Star Trek II: The Wrath of Khan (1982) (SPOILERS) I don’t love Star Trek , but I do love Star Trek II: The Wrath of Khan . That probably isn’t just me, but a common refrain of many a non-devotee of the series. Although, it used to apply to The Voyage Home (the funny one, with the whales, the Star Trek even the target audience for Three Men and a Baby could enjoy). Unfortunately, its high regard has also become the desperate, self-destructive, song-and-verse, be-all-and-end-all of the overlords of the franchise itself, in whichever iteration, it seems.
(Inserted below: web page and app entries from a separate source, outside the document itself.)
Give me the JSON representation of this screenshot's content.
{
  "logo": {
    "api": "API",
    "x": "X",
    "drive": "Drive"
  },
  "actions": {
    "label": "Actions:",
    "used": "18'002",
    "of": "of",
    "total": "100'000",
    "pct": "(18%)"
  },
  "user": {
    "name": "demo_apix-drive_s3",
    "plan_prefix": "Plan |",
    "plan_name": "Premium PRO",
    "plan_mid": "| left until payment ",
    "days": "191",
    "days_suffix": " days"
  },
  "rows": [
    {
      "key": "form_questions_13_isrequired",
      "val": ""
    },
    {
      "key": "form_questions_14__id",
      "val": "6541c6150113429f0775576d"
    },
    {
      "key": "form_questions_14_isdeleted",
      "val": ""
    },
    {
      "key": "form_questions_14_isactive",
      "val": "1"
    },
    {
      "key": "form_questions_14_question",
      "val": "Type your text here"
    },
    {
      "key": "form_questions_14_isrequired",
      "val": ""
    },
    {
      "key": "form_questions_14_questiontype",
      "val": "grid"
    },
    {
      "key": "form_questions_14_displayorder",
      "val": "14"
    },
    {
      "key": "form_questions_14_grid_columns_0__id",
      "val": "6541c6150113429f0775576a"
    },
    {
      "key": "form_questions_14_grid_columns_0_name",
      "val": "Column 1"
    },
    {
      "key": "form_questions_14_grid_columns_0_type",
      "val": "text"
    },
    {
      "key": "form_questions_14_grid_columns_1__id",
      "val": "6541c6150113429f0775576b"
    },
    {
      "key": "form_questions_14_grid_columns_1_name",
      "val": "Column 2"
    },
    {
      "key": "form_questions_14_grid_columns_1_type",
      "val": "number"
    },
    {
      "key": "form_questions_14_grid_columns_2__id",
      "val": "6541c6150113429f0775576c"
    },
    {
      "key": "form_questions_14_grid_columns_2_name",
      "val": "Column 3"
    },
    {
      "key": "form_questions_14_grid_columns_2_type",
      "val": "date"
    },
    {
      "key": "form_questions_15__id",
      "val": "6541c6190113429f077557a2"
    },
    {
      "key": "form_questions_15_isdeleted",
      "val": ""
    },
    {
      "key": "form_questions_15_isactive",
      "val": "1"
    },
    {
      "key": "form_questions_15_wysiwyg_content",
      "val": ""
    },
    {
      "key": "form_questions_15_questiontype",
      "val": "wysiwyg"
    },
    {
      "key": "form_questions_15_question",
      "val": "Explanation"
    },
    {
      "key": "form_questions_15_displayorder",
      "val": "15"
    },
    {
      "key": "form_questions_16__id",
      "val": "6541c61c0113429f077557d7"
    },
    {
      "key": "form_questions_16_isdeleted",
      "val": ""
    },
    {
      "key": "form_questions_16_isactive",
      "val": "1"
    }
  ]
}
This is understandable to an extent, as Khan is that rare movie sequel made to transcendent effect on almost every level, and one that stands the test of time every bit as well (better, even) as when it was first unveiled.
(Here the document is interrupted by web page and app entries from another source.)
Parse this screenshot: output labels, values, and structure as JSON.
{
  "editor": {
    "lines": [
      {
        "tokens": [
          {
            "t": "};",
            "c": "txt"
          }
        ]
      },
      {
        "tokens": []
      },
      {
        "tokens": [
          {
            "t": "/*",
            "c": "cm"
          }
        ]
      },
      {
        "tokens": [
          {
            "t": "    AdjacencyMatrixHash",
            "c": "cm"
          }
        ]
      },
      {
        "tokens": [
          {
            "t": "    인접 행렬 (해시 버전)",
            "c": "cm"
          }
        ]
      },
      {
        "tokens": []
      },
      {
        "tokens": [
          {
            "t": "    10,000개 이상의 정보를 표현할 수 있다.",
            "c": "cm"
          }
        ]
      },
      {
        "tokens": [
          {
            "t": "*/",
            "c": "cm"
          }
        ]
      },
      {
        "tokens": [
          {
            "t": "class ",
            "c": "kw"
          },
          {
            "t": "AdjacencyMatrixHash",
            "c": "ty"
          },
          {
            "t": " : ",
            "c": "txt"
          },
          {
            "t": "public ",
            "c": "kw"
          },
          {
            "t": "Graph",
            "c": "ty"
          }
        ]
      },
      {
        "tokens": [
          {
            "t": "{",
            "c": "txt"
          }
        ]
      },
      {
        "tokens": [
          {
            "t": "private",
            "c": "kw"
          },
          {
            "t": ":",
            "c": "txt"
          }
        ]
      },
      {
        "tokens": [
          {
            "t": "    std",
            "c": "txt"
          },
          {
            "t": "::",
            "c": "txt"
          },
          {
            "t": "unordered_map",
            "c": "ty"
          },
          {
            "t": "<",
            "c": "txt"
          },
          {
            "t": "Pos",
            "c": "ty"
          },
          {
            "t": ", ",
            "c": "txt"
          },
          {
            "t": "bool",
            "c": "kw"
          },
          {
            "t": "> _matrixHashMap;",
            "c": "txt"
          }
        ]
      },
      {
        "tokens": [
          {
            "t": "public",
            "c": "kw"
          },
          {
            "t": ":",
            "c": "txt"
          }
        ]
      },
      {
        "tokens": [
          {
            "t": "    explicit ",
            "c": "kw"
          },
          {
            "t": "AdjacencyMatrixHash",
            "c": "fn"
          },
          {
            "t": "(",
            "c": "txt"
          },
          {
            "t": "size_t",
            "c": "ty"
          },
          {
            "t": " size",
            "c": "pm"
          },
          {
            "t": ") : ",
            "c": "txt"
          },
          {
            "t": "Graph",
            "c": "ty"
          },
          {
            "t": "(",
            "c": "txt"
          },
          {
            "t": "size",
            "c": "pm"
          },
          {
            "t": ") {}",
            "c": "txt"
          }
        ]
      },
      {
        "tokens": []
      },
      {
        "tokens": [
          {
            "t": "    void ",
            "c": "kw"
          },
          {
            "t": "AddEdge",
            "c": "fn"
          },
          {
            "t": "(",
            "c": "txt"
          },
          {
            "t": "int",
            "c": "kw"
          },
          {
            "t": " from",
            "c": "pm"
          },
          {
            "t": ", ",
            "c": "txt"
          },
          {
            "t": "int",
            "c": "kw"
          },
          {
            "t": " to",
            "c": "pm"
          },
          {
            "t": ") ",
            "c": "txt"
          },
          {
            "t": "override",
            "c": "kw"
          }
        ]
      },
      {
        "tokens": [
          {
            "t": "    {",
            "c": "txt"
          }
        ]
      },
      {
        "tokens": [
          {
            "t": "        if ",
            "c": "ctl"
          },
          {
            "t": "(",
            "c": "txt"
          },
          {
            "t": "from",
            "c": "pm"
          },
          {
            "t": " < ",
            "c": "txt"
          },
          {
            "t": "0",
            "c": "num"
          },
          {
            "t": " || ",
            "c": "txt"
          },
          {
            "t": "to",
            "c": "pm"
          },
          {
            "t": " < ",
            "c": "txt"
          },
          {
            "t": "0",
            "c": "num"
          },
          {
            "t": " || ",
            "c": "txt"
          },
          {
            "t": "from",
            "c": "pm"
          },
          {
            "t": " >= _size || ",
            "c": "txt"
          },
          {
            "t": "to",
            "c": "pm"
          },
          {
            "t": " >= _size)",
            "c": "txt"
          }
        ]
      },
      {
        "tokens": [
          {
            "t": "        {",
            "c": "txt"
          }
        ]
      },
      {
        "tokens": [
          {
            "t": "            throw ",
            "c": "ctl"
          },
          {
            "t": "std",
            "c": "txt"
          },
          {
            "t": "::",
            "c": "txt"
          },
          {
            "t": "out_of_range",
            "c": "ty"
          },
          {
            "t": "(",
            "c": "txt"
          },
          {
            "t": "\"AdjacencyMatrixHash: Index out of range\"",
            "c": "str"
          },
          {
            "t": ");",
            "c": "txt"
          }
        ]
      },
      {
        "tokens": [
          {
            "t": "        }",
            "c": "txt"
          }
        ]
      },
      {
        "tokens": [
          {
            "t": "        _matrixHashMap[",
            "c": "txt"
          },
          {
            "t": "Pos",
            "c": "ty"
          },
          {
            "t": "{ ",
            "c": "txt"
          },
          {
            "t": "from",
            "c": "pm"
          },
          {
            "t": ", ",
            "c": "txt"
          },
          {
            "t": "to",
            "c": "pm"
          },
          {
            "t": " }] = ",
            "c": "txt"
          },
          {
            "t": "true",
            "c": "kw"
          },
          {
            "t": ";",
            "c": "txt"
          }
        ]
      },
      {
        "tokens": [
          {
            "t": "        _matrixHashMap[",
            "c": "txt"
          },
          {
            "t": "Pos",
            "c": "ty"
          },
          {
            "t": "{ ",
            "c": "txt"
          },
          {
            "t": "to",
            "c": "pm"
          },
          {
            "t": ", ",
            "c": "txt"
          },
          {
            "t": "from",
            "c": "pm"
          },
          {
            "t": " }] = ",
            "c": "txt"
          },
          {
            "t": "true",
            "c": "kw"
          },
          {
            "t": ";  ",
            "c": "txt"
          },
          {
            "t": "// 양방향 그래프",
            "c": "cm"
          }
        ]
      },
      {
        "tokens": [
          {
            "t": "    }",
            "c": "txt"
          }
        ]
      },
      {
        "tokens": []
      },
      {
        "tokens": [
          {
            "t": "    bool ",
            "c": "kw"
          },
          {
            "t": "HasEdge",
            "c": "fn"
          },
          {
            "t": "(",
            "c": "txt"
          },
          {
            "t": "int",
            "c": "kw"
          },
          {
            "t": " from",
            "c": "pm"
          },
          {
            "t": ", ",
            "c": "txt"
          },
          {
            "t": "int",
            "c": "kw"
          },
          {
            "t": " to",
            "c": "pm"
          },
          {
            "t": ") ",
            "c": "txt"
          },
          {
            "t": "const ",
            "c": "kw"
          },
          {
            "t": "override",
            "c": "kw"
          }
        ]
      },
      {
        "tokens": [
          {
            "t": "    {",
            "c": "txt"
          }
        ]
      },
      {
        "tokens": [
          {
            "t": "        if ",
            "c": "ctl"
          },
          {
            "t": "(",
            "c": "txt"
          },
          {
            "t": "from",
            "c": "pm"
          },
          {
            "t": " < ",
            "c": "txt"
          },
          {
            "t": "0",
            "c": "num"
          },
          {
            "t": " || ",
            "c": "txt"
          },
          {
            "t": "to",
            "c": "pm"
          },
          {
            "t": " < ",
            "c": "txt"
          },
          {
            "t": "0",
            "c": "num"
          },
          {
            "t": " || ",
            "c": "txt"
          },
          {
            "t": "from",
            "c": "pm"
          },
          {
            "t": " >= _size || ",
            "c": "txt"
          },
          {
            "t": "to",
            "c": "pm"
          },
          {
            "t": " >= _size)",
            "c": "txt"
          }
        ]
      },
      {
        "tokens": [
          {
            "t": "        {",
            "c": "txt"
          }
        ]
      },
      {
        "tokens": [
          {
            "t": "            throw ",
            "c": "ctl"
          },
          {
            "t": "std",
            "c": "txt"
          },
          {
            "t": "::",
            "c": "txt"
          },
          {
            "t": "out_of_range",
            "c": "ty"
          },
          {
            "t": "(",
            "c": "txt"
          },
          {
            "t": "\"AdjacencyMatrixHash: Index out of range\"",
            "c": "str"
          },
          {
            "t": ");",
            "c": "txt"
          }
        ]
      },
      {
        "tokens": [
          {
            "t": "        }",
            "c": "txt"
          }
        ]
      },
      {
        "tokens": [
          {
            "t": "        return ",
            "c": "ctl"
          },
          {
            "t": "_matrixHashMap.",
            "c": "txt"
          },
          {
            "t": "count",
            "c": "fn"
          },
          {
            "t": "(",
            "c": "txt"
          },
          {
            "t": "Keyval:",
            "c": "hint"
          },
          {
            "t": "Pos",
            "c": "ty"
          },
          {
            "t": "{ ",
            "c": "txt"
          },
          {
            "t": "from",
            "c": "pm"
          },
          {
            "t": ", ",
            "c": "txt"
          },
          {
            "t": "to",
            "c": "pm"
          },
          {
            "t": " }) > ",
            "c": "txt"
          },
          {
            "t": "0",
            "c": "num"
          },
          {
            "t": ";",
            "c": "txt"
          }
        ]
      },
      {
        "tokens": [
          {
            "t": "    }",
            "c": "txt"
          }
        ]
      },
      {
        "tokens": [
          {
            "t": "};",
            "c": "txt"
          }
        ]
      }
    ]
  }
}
It's something trying to get out.

The Owl Service (1969-70) I may have caught a glimpse of Channel 4’s repeat of  The Owl Service  in 1987, but not enough to stick in the mind. My formative experience was Alan Garner’s novel, which was read several years earlier during English lessons. Garner’s tapestry of magical-mythical storytelling had an impact, with its possession theme and blending of legend with the here and now. Garner depicts a Britain where past and present are mutable, and where there is no safety net of objective reality; life becomes a strange waking dream. His fantasy landscapes are both attractive and disturbing; the uncanny reaching out from the corners of the attic.  But I have to admit that the themes of class and discrimination went virtually unnoticed in the wake of such high weirdness. The other Garner books I read saw young protagonists transported to fantasy realms. The resonance of  The Owl Service  came from the fragmenting of the rural normal. When the author notes that he neve

Isn’t sugar better than vinegar?

Femme Fatale (2002) (SPOILERS) Some have attempted to rescue Femme Fatale from the dumpster of critical rejection and audience indifference with the claim that it’s De Palma’s last great movie. It isn’t that by a long shot, but it might rank as the last truly unfettered display of his obsessions and sensibilities, complete with a ludicrous twist – so ludicrous, it’s either a stroke of genius or mile-long pile up.

Beer is for breakfast around here. Drink or begone.

Cocktail (1988) (SPOILERS) When Tarantino claims the 1980s (and 1950s) as the worst movie decade, I’m inclined to invite him to shut his butt down. But should he then flourish Cocktail as Exhibit A, I’d be forced to admit he has a point. Cocktail is a horrifying, malignant piece of dreck, a testament to the efficacy of persuasive star power on a blithely rapt and undiscerning audience. Not only is it morally vacuous, it’s dramatically inert. And it relies on Tom’s toothy charms to a degree that would have any sensitive soul rushed to the A&E suffering from toxic shock (Tom’s most recently displayed toothy charms will likely have even his staunchest devotees less than sure of themselves, however, as he metamorphoses into your favourite grandma). And it was a huge box office hit.

Twenty dwarves took turns doing handstands on the carpet.

Bugsy (1991) (SPOILERS) Bugsy is very much a Warren Beatty vanity project (aren’t they all, even the ones that don’t seem that way on the surface?), to the extent of his playing a title character a decade and a half younger than him. As such, it makes sense that producer Warren’s choice of director wouldn’t be inclined to overshadow star Warren, but the effect is to end up with a movie that, for all its considerable merits (including a script from James Toback chock full of incident), never really feels quite focussed, that it’s destined to lead anywhere, even if we know where it’s going.